■ Assignment ■
Set all the entries down again, unaltered.

■ Data excerpts ■
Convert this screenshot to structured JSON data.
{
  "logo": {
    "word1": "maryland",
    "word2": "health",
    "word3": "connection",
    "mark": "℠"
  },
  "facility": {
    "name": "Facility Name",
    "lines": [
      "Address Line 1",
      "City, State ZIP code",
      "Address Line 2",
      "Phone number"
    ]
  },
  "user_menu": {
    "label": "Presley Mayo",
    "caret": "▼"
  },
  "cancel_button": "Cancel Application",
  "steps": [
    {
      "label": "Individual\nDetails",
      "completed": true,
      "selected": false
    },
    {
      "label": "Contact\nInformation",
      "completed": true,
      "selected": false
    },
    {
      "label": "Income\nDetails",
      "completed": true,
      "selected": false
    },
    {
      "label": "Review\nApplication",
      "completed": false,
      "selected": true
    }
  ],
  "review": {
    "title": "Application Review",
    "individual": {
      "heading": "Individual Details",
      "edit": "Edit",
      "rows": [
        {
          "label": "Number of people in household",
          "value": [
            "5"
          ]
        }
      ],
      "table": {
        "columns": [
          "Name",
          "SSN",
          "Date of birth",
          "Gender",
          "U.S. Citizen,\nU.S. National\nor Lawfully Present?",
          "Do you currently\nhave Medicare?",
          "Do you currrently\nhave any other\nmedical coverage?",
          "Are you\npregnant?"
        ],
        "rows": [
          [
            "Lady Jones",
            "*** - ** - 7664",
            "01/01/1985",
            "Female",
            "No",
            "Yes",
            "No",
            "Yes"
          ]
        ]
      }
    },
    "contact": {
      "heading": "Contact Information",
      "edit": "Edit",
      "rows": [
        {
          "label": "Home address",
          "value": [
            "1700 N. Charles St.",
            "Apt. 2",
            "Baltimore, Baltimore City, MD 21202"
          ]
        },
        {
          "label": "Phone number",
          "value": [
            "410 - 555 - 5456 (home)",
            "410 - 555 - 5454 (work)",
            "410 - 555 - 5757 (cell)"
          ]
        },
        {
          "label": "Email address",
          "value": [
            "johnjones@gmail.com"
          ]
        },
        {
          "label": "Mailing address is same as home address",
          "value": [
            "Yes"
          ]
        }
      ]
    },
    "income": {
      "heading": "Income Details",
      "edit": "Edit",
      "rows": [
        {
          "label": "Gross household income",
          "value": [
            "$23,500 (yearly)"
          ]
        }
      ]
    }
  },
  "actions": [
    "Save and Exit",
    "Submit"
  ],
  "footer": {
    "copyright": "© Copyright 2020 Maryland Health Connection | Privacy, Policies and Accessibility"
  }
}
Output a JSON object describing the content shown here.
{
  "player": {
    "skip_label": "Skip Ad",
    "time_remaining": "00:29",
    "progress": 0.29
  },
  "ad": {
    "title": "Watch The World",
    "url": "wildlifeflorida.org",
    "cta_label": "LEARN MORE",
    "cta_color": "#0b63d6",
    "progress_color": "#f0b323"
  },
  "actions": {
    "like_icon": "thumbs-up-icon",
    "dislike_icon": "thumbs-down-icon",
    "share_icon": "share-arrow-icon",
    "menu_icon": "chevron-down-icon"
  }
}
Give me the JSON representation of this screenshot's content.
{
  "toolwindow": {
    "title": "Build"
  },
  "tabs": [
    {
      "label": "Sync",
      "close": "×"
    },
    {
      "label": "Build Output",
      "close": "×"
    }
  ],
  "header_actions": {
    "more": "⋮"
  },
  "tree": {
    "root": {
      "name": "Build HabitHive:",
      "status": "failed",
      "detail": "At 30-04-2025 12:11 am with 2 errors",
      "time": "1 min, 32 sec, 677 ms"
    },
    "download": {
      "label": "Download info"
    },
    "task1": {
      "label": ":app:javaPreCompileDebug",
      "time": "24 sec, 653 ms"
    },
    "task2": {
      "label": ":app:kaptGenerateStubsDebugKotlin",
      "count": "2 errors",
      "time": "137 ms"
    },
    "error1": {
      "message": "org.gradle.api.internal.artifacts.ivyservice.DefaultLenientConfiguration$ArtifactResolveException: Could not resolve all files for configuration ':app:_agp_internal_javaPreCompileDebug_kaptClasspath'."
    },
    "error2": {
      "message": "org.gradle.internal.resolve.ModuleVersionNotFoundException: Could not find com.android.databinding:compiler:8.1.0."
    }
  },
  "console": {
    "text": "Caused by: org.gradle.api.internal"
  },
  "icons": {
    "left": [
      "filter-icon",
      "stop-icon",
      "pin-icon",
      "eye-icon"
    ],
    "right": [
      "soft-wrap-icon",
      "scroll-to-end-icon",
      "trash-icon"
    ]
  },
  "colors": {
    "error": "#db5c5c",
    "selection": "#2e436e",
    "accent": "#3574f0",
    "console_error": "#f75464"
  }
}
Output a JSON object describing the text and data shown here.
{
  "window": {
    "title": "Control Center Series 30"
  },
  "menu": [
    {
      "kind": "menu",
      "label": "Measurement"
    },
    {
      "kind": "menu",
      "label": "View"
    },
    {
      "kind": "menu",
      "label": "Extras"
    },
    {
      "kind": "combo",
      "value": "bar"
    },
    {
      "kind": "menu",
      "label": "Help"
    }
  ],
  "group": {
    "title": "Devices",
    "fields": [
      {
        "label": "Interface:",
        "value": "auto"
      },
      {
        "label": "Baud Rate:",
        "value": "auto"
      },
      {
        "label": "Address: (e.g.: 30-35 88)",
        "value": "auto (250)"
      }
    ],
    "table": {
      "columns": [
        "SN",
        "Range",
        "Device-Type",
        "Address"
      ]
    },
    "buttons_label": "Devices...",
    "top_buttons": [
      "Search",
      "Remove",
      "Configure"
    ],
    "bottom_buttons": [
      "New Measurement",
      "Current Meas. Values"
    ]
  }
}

■ Answer space ■
Convert this screenshot to structured JSON data.
{
  "logo": {
    "word1": "maryland",
    "word2": "health",
    "word3": "connection",
    "mark": "℠"
  },
  "facility": {
    "name": "Facility Name",
    "lines": [
      "Address Line 1",
      "City, State ZIP code",
      "Address Line 2",
      "Phone number"
    ]
  },
  "user_menu": {
    "label": "Presley Mayo",
    "caret": "▼"
  },
  "cancel_button": "Cancel Application",
  "steps": [
    {
      "label": "Individual\nDetails",
      "completed": true,
      "selected": false
    },
    {
      "label": "Contact\nInformation",
      "completed": true,
      "selected": false
    },
    {
      "label": "Income\nDetails",
      "completed": true,
      "selected": false
    },
    {
      "label": "Review\nApplication",
      "completed": false,
      "selected": true
    }
  ],
  "review": {
    "title": "Application Review",
    "individual": {
      "heading": "Individual Details",
      "edit": "Edit",
      "rows": [
        {
          "label": "Number of people in household",
          "value": [
            "5"
          ]
        }
      ],
      "table": {
        "columns": [
          "Name",
          "SSN",
          "Date of birth",
          "Gender",
          "U.S. Citizen,\nU.S. National\nor Lawfully Present?",
          "Do you currently\nhave Medicare?",
          "Do you currrently\nhave any other\nmedical coverage?",
          "Are you\npregnant?"
        ],
        "rows": [
          [
            "Lady Jones",
            "*** - ** - 7664",
            "01/01/1985",
            "Female",
            "No",
            "Yes",
            "No",
            "Yes"
          ]
        ]
      }
    },
    "contact": {
      "heading": "Contact Information",
      "edit": "Edit",
      "rows": [
        {
          "label": "Home address",
          "value": [
            "1700 N. Charles St.",
            "Apt. 2",
            "Baltimore, Baltimore City, MD 21202"
          ]
        },
        {
          "label": "Phone number",
          "value": [
            "410 - 555 - 5456 (home)",
            "410 - 555 - 5454 (work)",
            "410 - 555 - 5757 (cell)"
          ]
        },
        {
          "label": "Email address",
          "value": [
            "johnjones@gmail.com"
          ]
        },
        {
          "label": "Mailing address is same as home address",
          "value": [
            "Yes"
          ]
        }
      ]
    },
    "income": {
      "heading": "Income Details",
      "edit": "Edit",
      "rows": [
        {
          "label": "Gross household income",
          "value": [
            "$23,500 (yearly)"
          ]
        }
      ]
    }
  },
  "actions": [
    "Save and Exit",
    "Submit"
  ],
  "footer": {
    "copyright": "© Copyright 2020 Maryland Health Connection | Privacy, Policies and Accessibility"
  }
}
Output a JSON object describing the content shown here.
{
  "player": {
    "skip_label": "Skip Ad",
    "time_remaining": "00:29",
    "progress": 0.29
  },
  "ad": {
    "title": "Watch The World",
    "url": "wildlifeflorida.org",
    "cta_label": "LEARN MORE",
    "cta_color": "#0b63d6",
    "progress_color": "#f0b323"
  },
  "actions": {
    "like_icon": "thumbs-up-icon",
    "dislike_icon": "thumbs-down-icon",
    "share_icon": "share-arrow-icon",
    "menu_icon": "chevron-down-icon"
  }
}
Give me the JSON representation of this screenshot's content.
{
  "toolwindow": {
    "title": "Build"
  },
  "tabs": [
    {
      "label": "Sync",
      "close": "×"
    },
    {
      "label": "Build Output",
      "close": "×"
    }
  ],
  "header_actions": {
    "more": "⋮"
  },
  "tree": {
    "root": {
      "name": "Build HabitHive:",
      "status": "failed",
      "detail": "At 30-04-2025 12:11 am with 2 errors",
      "time": "1 min, 32 sec, 677 ms"
    },
    "download": {
      "label": "Download info"
    },
    "task1": {
      "label": ":app:javaPreCompileDebug",
      "time": "24 sec, 653 ms"
    },
    "task2": {
      "label": ":app:kaptGenerateStubsDebugKotlin",
      "count": "2 errors",
      "time": "137 ms"
    },
    "error1": {
      "message": "org.gradle.api.internal.artifacts.ivyservice.DefaultLenientConfiguration$ArtifactResolveException: Could not resolve all files for configuration ':app:_agp_internal_javaPreCompileDebug_kaptClasspath'."
    },
    "error2": {
      "message": "org.gradle.internal.resolve.ModuleVersionNotFoundException: Could not find com.android.databinding:compiler:8.1.0."
    }
  },
  "console": {
    "text": "Caused by: org.gradle.api.internal"
  },
  "icons": {
    "left": [
      "filter-icon",
      "stop-icon",
      "pin-icon",
      "eye-icon"
    ],
    "right": [
      "soft-wrap-icon",
      "scroll-to-end-icon",
      "trash-icon"
    ]
  },
  "colors": {
    "error": "#db5c5c",
    "selection": "#2e436e",
    "accent": "#3574f0",
    "console_error": "#f75464"
  }
}
Output a JSON object describing the text and data shown here.
{
  "window": {
    "title": "Control Center Series 30"
  },
  "menu": [
    {
      "kind": "menu",
      "label": "Measurement"
    },
    {
      "kind": "menu",
      "label": "View"
    },
    {
      "kind": "menu",
      "label": "Extras"
    },
    {
      "kind": "combo",
      "value": "bar"
    },
    {
      "kind": "menu",
      "label": "Help"
    }
  ],
  "group": {
    "title": "Devices",
    "fields": [
      {
        "label": "Interface:",
        "value": "auto"
      },
      {
        "label": "Baud Rate:",
        "value": "auto"
      },
      {
        "label": "Address: (e.g.: 30-35 88)",
        "value": "auto (250)"
      }
    ],
    "table": {
      "columns": [
        "SN",
        "Range",
        "Device-Type",
        "Address"
      ]
    },
    "buttons_label": "Devices...",
    "top_buttons": [
      "Search",
      "Remove",
      "Configure"
    ],
    "bottom_buttons": [
      "New Measurement",
      "Current Meas. Values"
    ]
  }
}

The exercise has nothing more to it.